:: The task ::
Would you copy out each line of the records below that includes the word "Company"?

[Data records for software interfaces]
- Opening Delimiter -

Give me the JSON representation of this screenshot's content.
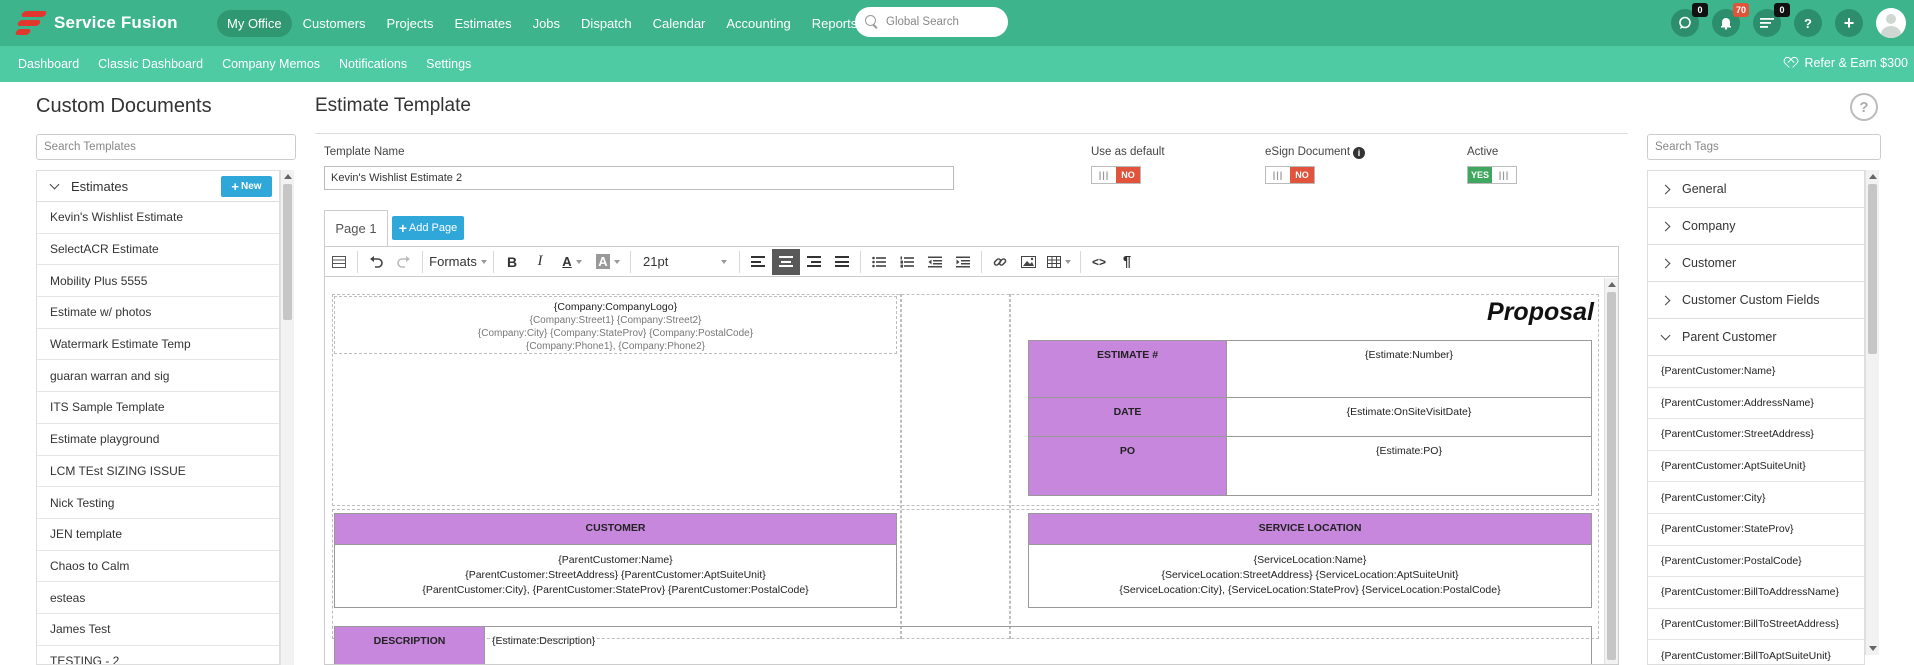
{
  "app": {
    "brand": "Service Fusion",
    "accent": "#3db48b",
    "accent_light": "#4ecba3",
    "logo_color": "#e2372c"
  },
  "nav": {
    "items": [
      "My Office",
      "Customers",
      "Projects",
      "Estimates",
      "Jobs",
      "Dispatch",
      "Calendar",
      "Accounting",
      "Reports"
    ],
    "active": "My Office",
    "search_placeholder": "Global Search",
    "badges": {
      "chat": "0",
      "notifications": "70",
      "tasks": "0"
    },
    "help_glyph": "?",
    "add_glyph": "+"
  },
  "subnav": {
    "items": [
      "Dashboard",
      "Classic Dashboard",
      "Company Memos",
      "Notifications",
      "Settings"
    ],
    "refer": "Refer & Earn $300"
  },
  "left": {
    "title": "Custom Documents",
    "search_placeholder": "Search Templates",
    "group": "Estimates",
    "new_label": "New",
    "templates": [
      "Kevin's Wishlist Estimate",
      "SelectACR Estimate",
      "Mobility Plus 5555",
      "Estimate w/ photos",
      "Watermark Estimate Temp",
      "guaran warran and sig",
      "ITS Sample Template",
      "Estimate playground",
      "LCM TEst SIZING ISSUE",
      "Nick Testing",
      "JEN template",
      "Chaos to Calm",
      "esteas",
      "James Test",
      "TESTING - 2"
    ]
  },
  "main": {
    "title": "Estimate Template",
    "help_glyph": "?",
    "template_name_label": "Template Name",
    "template_name_value": "Kevin's Wishlist Estimate 2",
    "use_default_label": "Use as default",
    "use_default_state": "NO",
    "esign_label": "eSign Document",
    "esign_state": "NO",
    "active_label": "Active",
    "active_state": "YES",
    "tab": "Page 1",
    "add_page": "Add Page"
  },
  "toolbar": {
    "formats": "Formats",
    "font_size": "21pt",
    "bold": "B",
    "italic": "I",
    "text_color": "A",
    "bg_color": "A",
    "code": "<>",
    "pilcrow": "¶"
  },
  "doc": {
    "company_logo": "{Company:CompanyLogo}",
    "company_street": "{Company:Street1} {Company:Street2}",
    "company_city": "{Company:City} {Company:StateProv} {Company:PostalCode}",
    "company_phone": "{Company:Phone1}, {Company:Phone2}",
    "proposal": "Proposal",
    "estimate_label": "ESTIMATE #",
    "estimate_value": "{Estimate:Number}",
    "date_label": "DATE",
    "date_value": "{Estimate:OnSiteVisitDate}",
    "po_label": "PO",
    "po_value": "{Estimate:PO}",
    "customer_head": "CUSTOMER",
    "customer_line1": "{ParentCustomer:Name}",
    "customer_line2": "{ParentCustomer:StreetAddress} {ParentCustomer:AptSuiteUnit}",
    "customer_line3": "{ParentCustomer:City}, {ParentCustomer:StateProv} {ParentCustomer:PostalCode}",
    "service_head": "SERVICE LOCATION",
    "service_line1": "{ServiceLocation:Name}",
    "service_line2": "{ServiceLocation:StreetAddress} {ServiceLocation:AptSuiteUnit}",
    "service_line3": "{ServiceLocation:City}, {ServiceLocation:StateProv} {ServiceLocation:PostalCode}",
    "description_label": "DESCRIPTION",
    "description_value": "{Estimate:Description}",
    "highlight_color": "#c787dd"
  },
  "right": {
    "search_placeholder": "Search Tags",
    "groups": [
      "General",
      "Company",
      "Customer",
      "Customer Custom Fields",
      "Parent Customer"
    ],
    "expanded": "Parent Customer",
    "tags": [
      "{ParentCustomer:Name}",
      "{ParentCustomer:AddressName}",
      "{ParentCustomer:StreetAddress}",
      "{ParentCustomer:AptSuiteUnit}",
      "{ParentCustomer:City}",
      "{ParentCustomer:StateProv}",
      "{ParentCustomer:PostalCode}",
      "{ParentCustomer:BillToAddressName}",
      "{ParentCustomer:BillToStreetAddress}",
      "{ParentCustomer:BillToAptSuiteUnit}"
    ]
  }
}
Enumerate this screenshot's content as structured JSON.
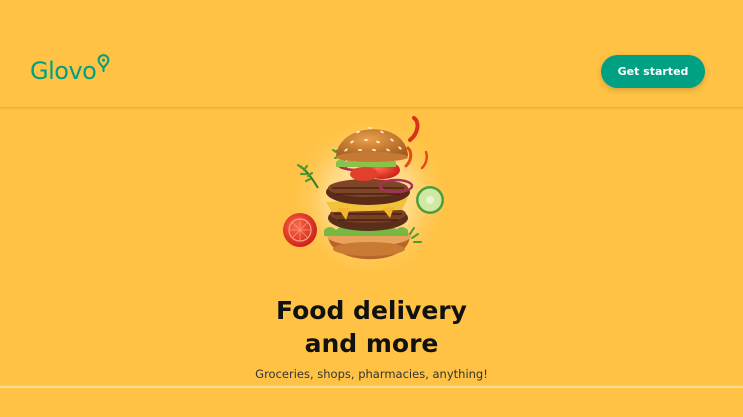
{
  "header": {
    "logo_text": "Glovo",
    "cta_label": "Get started"
  },
  "hero": {
    "title_line1": "Food delivery",
    "title_line2": "and more",
    "subtitle": "Groceries, shops, pharmacies, anything!"
  },
  "colors": {
    "background": "#FFC244",
    "brand_green": "#00A082",
    "text_dark": "#111111"
  },
  "icons": {
    "logo_pin": "location-pin-icon",
    "hero_image": "burger-illustration"
  }
}
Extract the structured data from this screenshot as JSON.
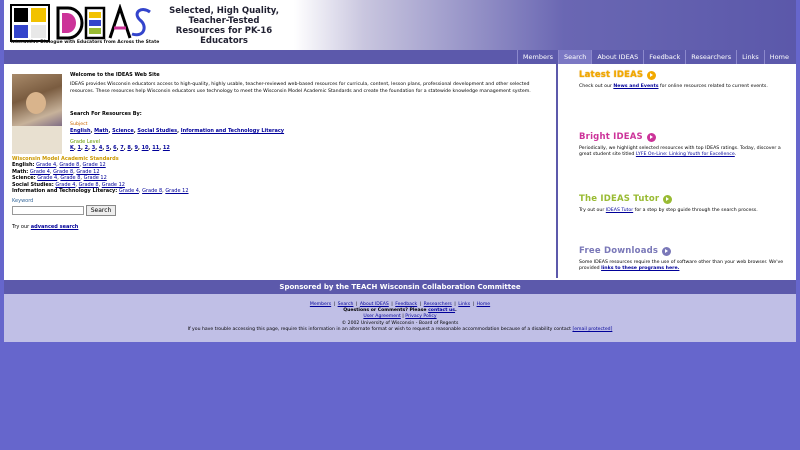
{
  "header": {
    "logo_letters": "IDEAS",
    "tagline": "Interactive Dialogue with Educators from Across the State",
    "hero_line1": "Selected, High Quality,",
    "hero_line2": "Teacher-Tested",
    "hero_line3": "Resources for PK-16 Educators"
  },
  "nav": {
    "items": [
      "Members",
      "Search",
      "About IDEAS",
      "Feedback",
      "Researchers",
      "Links",
      "Home"
    ],
    "active": "Search"
  },
  "main": {
    "welcome_title": "Welcome to the IDEAS Web Site",
    "welcome_text": "IDEAS provides Wisconsin educators access to high-quality, highly usable, teacher-reviewed web-based resources for curricula, content, lesson plans, professional development and other selected resources. These resources help Wisconsin educators use technology to meet the Wisconsin Model Academic Standards and create the foundation for a statewide knowledge management system.",
    "search_by": "Search For Resources By:",
    "subject_label": "Subject",
    "subjects": [
      "English",
      "Math",
      "Science",
      "Social Studies",
      "Information and Technology Literacy"
    ],
    "grade_label": "Grade Level",
    "grades": [
      "K",
      "1",
      "2",
      "3",
      "4",
      "5",
      "6",
      "7",
      "8",
      "9",
      "10",
      "11",
      "12"
    ],
    "standards_title": "Wisconsin Model Academic Standards",
    "standards": [
      {
        "name": "English:",
        "links": [
          "Grade 4",
          "Grade 8",
          "Grade 12"
        ]
      },
      {
        "name": "Math:",
        "links": [
          "Grade 4",
          "Grade 8",
          "Grade 12"
        ]
      },
      {
        "name": "Science:",
        "links": [
          "Grade 4",
          "Grade 8",
          "Grade 12"
        ]
      },
      {
        "name": "Social Studies:",
        "links": [
          "Grade 4",
          "Grade 8",
          "Grade 12"
        ]
      },
      {
        "name": "Information and Technology Literacy:",
        "links": [
          "Grade 4",
          "Grade 8",
          "Grade 12"
        ]
      }
    ],
    "keyword_label": "Keyword",
    "keyword_value": "",
    "search_button": "Search",
    "adv_prefix": "Try our ",
    "adv_link": "advanced search"
  },
  "side": {
    "blocks": [
      {
        "title": "Latest IDEAS",
        "desc_pre": "Check out our ",
        "link": "News and Events",
        "desc_post": " for online resources related to current events."
      },
      {
        "title": "Bright IDEAS",
        "desc_pre": "Periodically, we highlight selected resources with top IDEAS ratings. Today, discover a great student site titled ",
        "link": "LYFE On-Line: Linking Youth for Excellence",
        "desc_post": "."
      },
      {
        "title": "The IDEAS Tutor",
        "desc_pre": "Try out our ",
        "link": "IDEAS Tutor",
        "desc_post": " for a step by step guide through the search process."
      },
      {
        "title": "Free Downloads",
        "desc_pre": "Some IDEAS resources require the use of software other than your web browser. We've provided ",
        "link": "links to these programs here.",
        "desc_post": ""
      }
    ]
  },
  "sponsor": "Sponsored by the TEACH Wisconsin Collaboration Committee",
  "footer": {
    "links": [
      "Members",
      "Search",
      "About IDEAS",
      "Feedback",
      "Researchers",
      "Links",
      "Home"
    ],
    "questions_pre": "Questions or Comments? Please ",
    "questions_link": "contact us",
    "questions_post": ".",
    "agreement": "User Agreement",
    "privacy": "Privacy Policy",
    "copyright": "© 2002 University of Wisconsin - Board of Regents",
    "access_text": "If you have trouble accessing this page, require this information in an alternate format or wish to request a reasonable accommodation because of a disability contact ",
    "access_email": "[email protected]"
  },
  "colors": {
    "nav_bg": "#5c59ab",
    "page_bg": "#6666cc",
    "footer_bg": "#c0bfe6",
    "link": "#000099"
  }
}
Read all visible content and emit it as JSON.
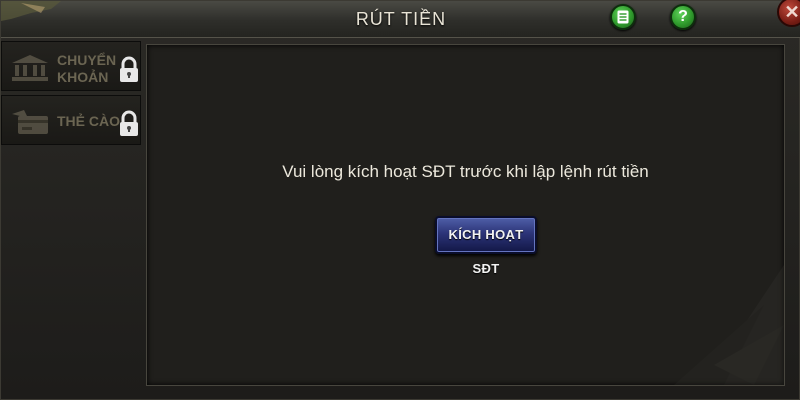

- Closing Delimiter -

:: Response box ::
      "Company Memos",
    "company_logo": "{Company:CompanyLogo}",
    "company_street": "{Company:Street1} {Company:Street2}",
    "company_city": "{Company:City} {Company:StateProv} {Company:PostalCode}",
    "company_phone": "{Company:Phone1}, {Company:Phone2}",
      "Company",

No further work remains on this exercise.